**Exercise:** Omit the pictures. Print each entry below exactly.

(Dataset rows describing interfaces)
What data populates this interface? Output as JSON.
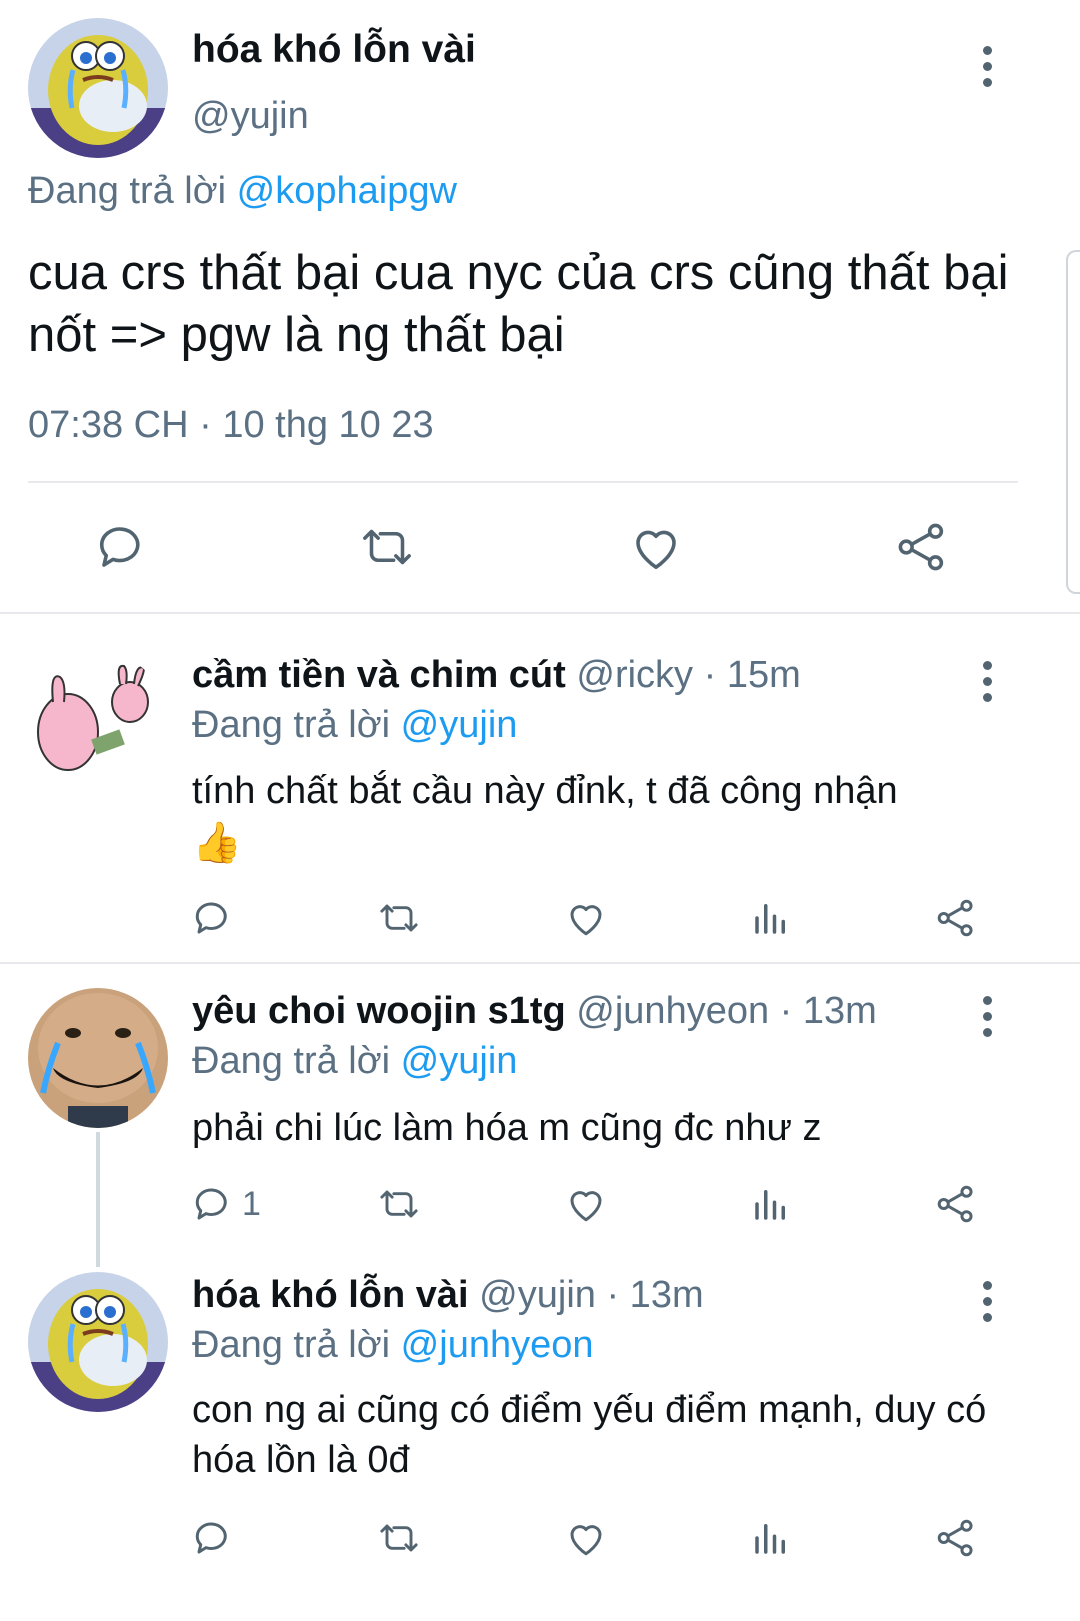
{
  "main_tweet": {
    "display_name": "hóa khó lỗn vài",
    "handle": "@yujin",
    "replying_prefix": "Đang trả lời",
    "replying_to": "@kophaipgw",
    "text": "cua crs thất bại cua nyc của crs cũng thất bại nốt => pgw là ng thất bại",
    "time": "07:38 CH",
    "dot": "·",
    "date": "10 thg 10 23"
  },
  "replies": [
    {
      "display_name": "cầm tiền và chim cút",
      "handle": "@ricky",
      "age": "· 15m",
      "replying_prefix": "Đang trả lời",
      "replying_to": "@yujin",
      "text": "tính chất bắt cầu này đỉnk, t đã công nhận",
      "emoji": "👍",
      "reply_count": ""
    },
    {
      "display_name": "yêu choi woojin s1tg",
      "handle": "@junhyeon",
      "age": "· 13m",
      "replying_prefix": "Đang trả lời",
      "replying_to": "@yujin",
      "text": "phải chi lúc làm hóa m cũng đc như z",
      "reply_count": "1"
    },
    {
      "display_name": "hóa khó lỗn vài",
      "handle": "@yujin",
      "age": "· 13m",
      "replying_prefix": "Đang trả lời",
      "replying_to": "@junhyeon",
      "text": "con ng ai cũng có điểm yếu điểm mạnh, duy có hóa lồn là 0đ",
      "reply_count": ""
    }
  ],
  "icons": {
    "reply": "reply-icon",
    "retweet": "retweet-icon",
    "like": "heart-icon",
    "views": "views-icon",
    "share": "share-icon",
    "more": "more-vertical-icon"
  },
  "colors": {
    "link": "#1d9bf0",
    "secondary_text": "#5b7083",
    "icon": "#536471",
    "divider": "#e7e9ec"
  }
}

**Answer to the problem:**
What data populates this interface? Output as JSON.
{
  "main_tweet": {
    "display_name": "hóa khó lỗn vài",
    "handle": "@yujin",
    "replying_prefix": "Đang trả lời",
    "replying_to": "@kophaipgw",
    "text": "cua crs thất bại cua nyc của crs cũng thất bại nốt => pgw là ng thất bại",
    "time": "07:38 CH",
    "dot": "·",
    "date": "10 thg 10 23"
  },
  "replies": [
    {
      "display_name": "cầm tiền và chim cút",
      "handle": "@ricky",
      "age": "· 15m",
      "replying_prefix": "Đang trả lời",
      "replying_to": "@yujin",
      "text": "tính chất bắt cầu này đỉnk, t đã công nhận",
      "emoji": "👍",
      "reply_count": ""
    },
    {
      "display_name": "yêu choi woojin s1tg",
      "handle": "@junhyeon",
      "age": "· 13m",
      "replying_prefix": "Đang trả lời",
      "replying_to": "@yujin",
      "text": "phải chi lúc làm hóa m cũng đc như z",
      "reply_count": "1"
    },
    {
      "display_name": "hóa khó lỗn vài",
      "handle": "@yujin",
      "age": "· 13m",
      "replying_prefix": "Đang trả lời",
      "replying_to": "@junhyeon",
      "text": "con ng ai cũng có điểm yếu điểm mạnh, duy có hóa lồn là 0đ",
      "reply_count": ""
    }
  ],
  "icons": {
    "reply": "reply-icon",
    "retweet": "retweet-icon",
    "like": "heart-icon",
    "views": "views-icon",
    "share": "share-icon",
    "more": "more-vertical-icon"
  },
  "colors": {
    "link": "#1d9bf0",
    "secondary_text": "#5b7083",
    "icon": "#536471",
    "divider": "#e7e9ec"
  }
}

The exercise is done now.